* **ASSIGNMENT**
Keep the wording of the records intact as you retype them, and omit every image.

* **SUPPLIED MATERIAL**

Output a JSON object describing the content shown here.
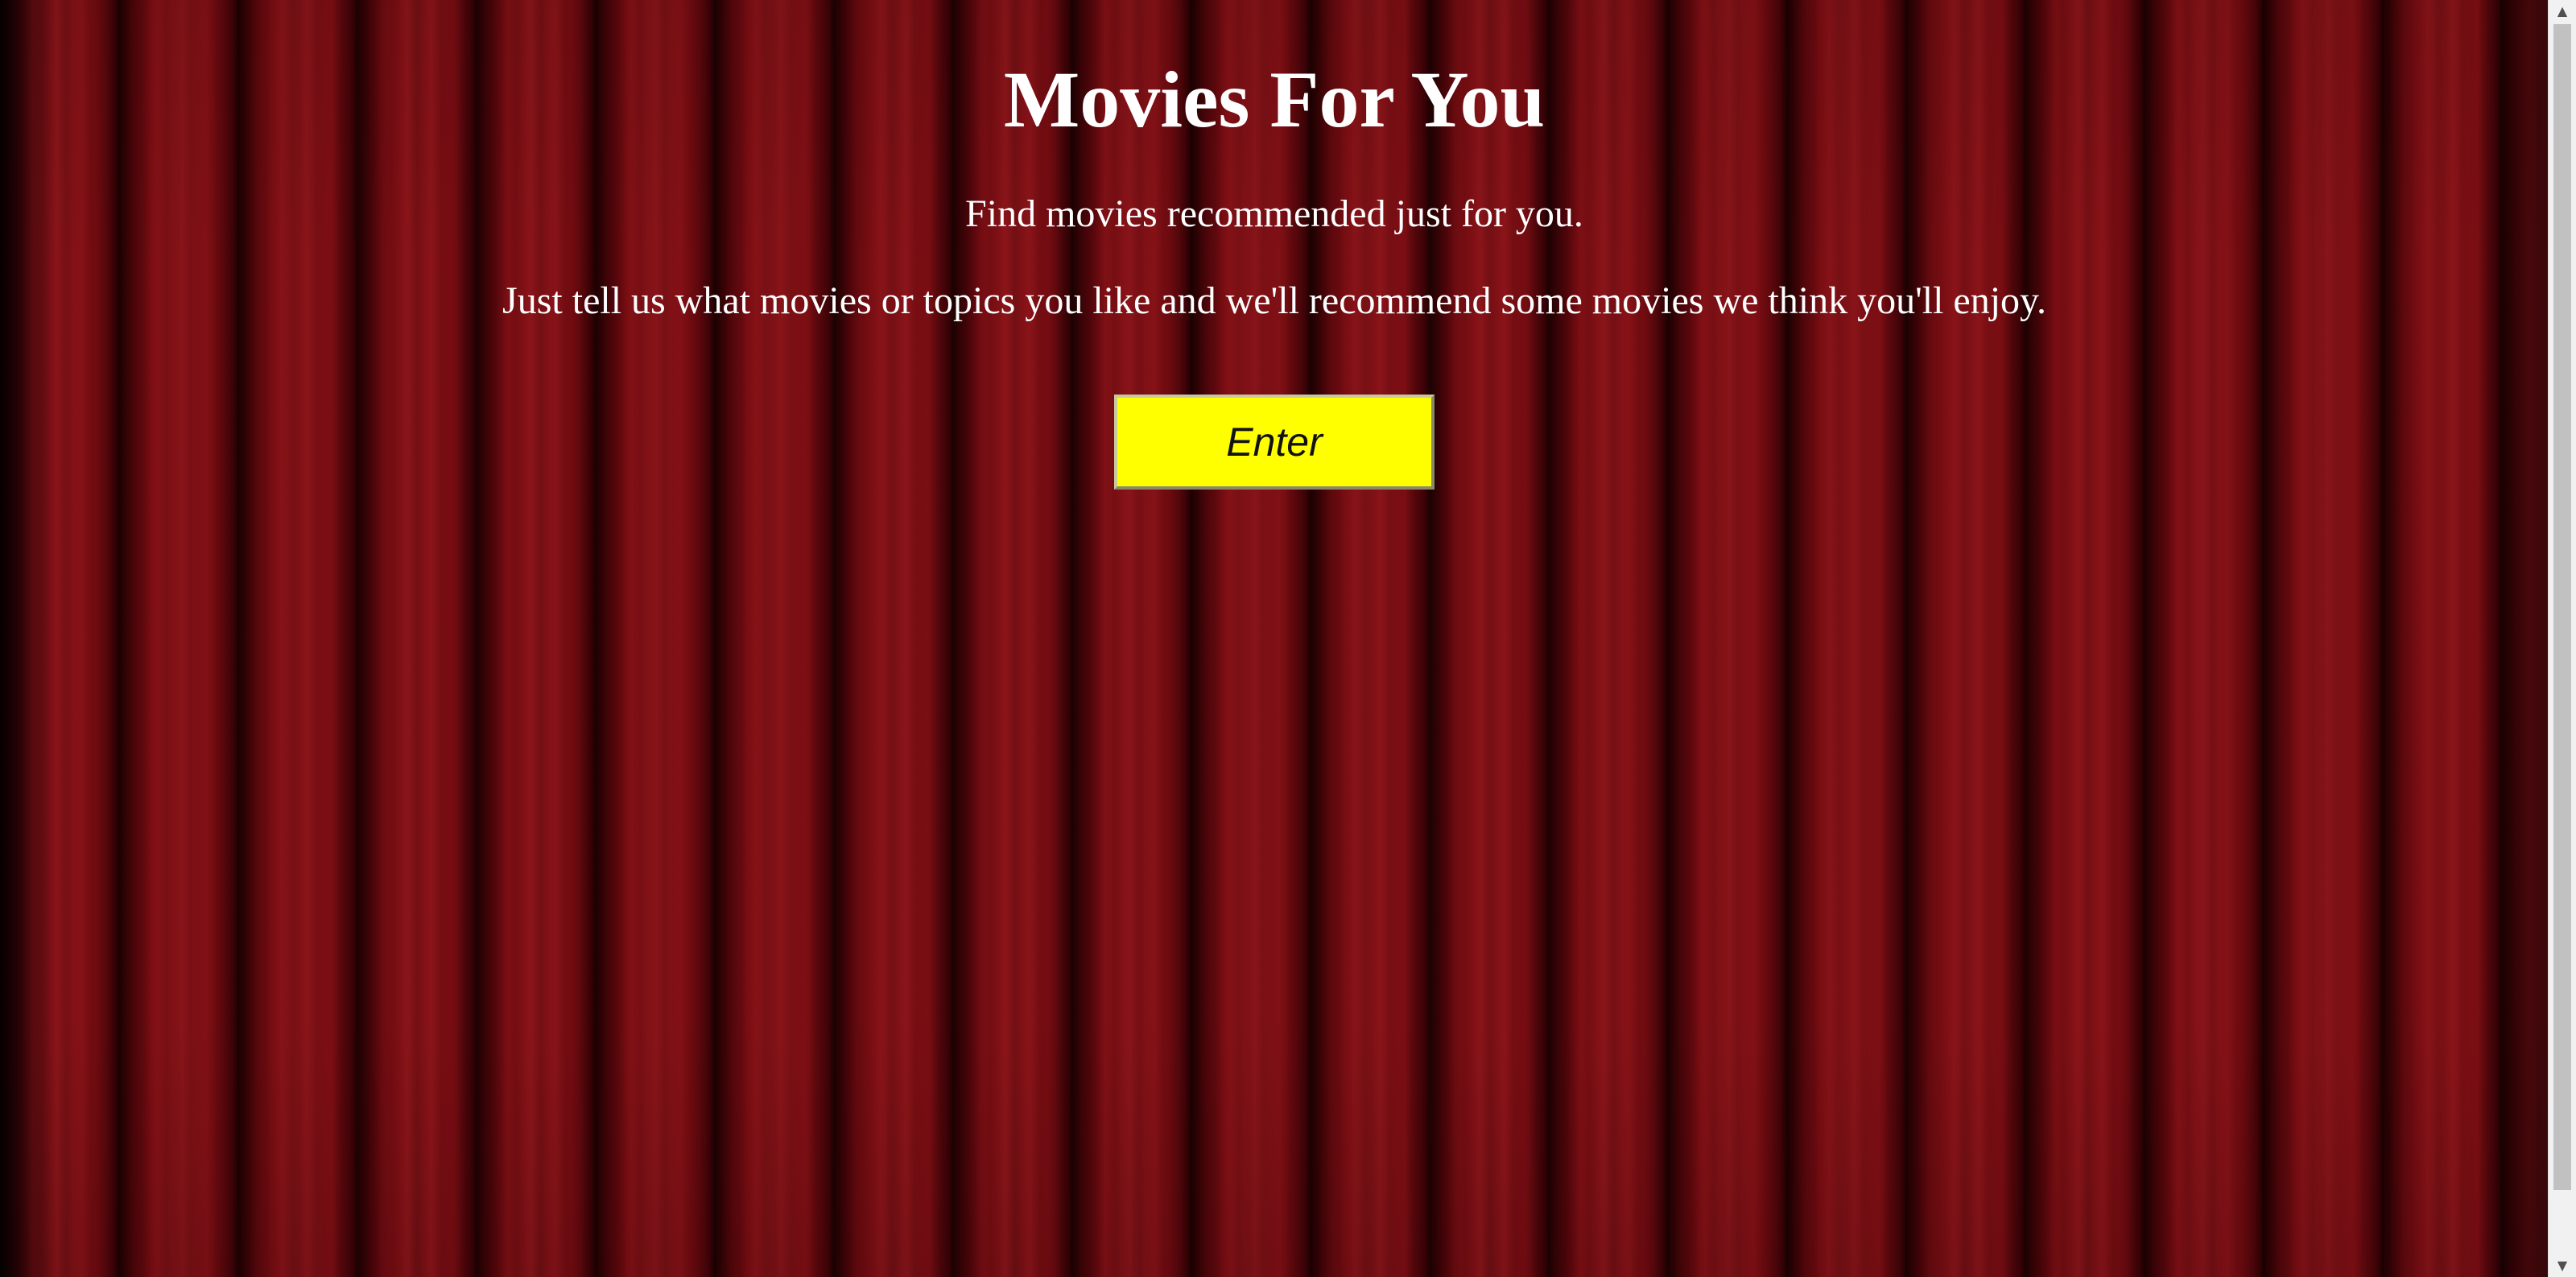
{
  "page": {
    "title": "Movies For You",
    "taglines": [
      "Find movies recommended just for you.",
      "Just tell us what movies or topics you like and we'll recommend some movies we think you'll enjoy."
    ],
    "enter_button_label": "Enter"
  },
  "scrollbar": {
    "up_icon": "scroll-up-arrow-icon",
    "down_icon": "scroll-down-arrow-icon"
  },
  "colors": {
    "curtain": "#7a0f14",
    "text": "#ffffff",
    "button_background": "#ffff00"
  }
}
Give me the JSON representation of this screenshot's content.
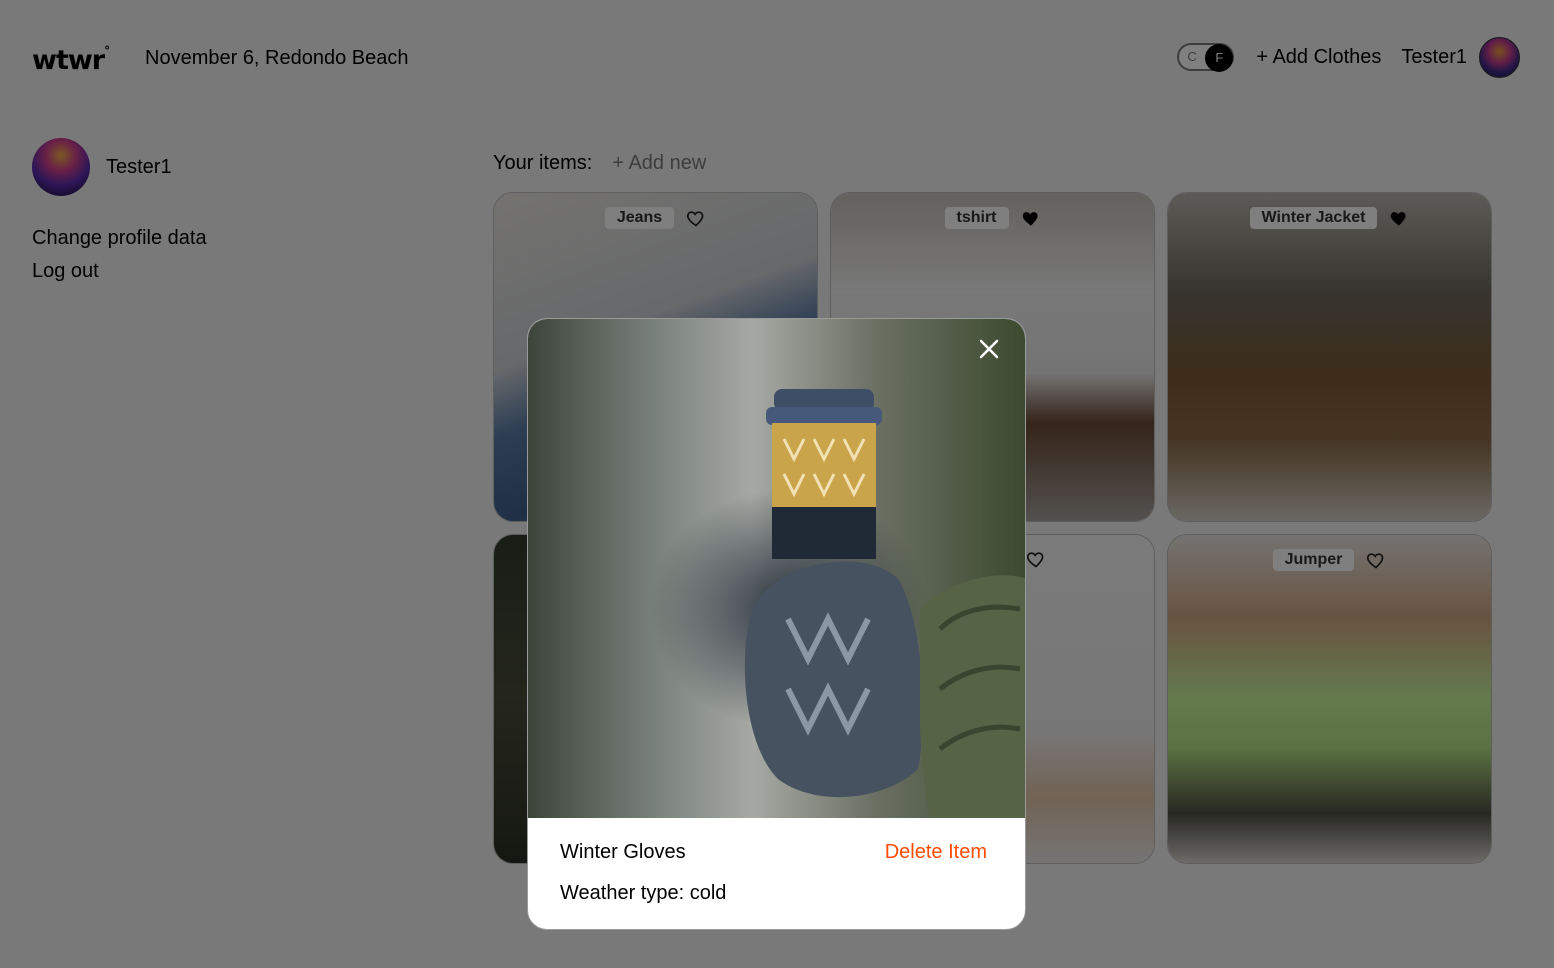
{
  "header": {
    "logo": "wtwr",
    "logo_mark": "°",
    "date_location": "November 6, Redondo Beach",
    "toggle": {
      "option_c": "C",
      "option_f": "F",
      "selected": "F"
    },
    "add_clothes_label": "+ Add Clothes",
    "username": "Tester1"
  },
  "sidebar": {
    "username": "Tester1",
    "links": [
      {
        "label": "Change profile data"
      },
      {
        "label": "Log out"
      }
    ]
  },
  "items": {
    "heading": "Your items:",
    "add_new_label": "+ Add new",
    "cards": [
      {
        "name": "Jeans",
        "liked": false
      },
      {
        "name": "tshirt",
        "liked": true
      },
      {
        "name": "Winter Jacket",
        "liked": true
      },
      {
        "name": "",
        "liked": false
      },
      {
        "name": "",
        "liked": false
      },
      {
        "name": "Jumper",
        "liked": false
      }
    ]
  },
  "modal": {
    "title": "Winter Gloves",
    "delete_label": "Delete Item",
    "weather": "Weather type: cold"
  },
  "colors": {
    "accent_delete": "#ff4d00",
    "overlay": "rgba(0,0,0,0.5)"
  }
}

* **EXERCISE RESULT**
Output a JSON object describing the content shown here.
{
  "page": {
    "title": "Movies For You",
    "taglines": [
      "Find movies recommended just for you.",
      "Just tell us what movies or topics you like and we'll recommend some movies we think you'll enjoy."
    ],
    "enter_button_label": "Enter"
  },
  "scrollbar": {
    "up_icon": "scroll-up-arrow-icon",
    "down_icon": "scroll-down-arrow-icon"
  },
  "colors": {
    "curtain": "#7a0f14",
    "text": "#ffffff",
    "button_background": "#ffff00"
  }
}
Give me the JSON representation of this screenshot's content.
{
  "header": {
    "logo": "wtwr",
    "logo_mark": "°",
    "date_location": "November 6, Redondo Beach",
    "toggle": {
      "option_c": "C",
      "option_f": "F",
      "selected": "F"
    },
    "add_clothes_label": "+ Add Clothes",
    "username": "Tester1"
  },
  "sidebar": {
    "username": "Tester1",
    "links": [
      {
        "label": "Change profile data"
      },
      {
        "label": "Log out"
      }
    ]
  },
  "items": {
    "heading": "Your items:",
    "add_new_label": "+ Add new",
    "cards": [
      {
        "name": "Jeans",
        "liked": false
      },
      {
        "name": "tshirt",
        "liked": true
      },
      {
        "name": "Winter Jacket",
        "liked": true
      },
      {
        "name": "",
        "liked": false
      },
      {
        "name": "",
        "liked": false
      },
      {
        "name": "Jumper",
        "liked": false
      }
    ]
  },
  "modal": {
    "title": "Winter Gloves",
    "delete_label": "Delete Item",
    "weather": "Weather type: cold"
  },
  "colors": {
    "accent_delete": "#ff4d00",
    "overlay": "rgba(0,0,0,0.5)"
  }
}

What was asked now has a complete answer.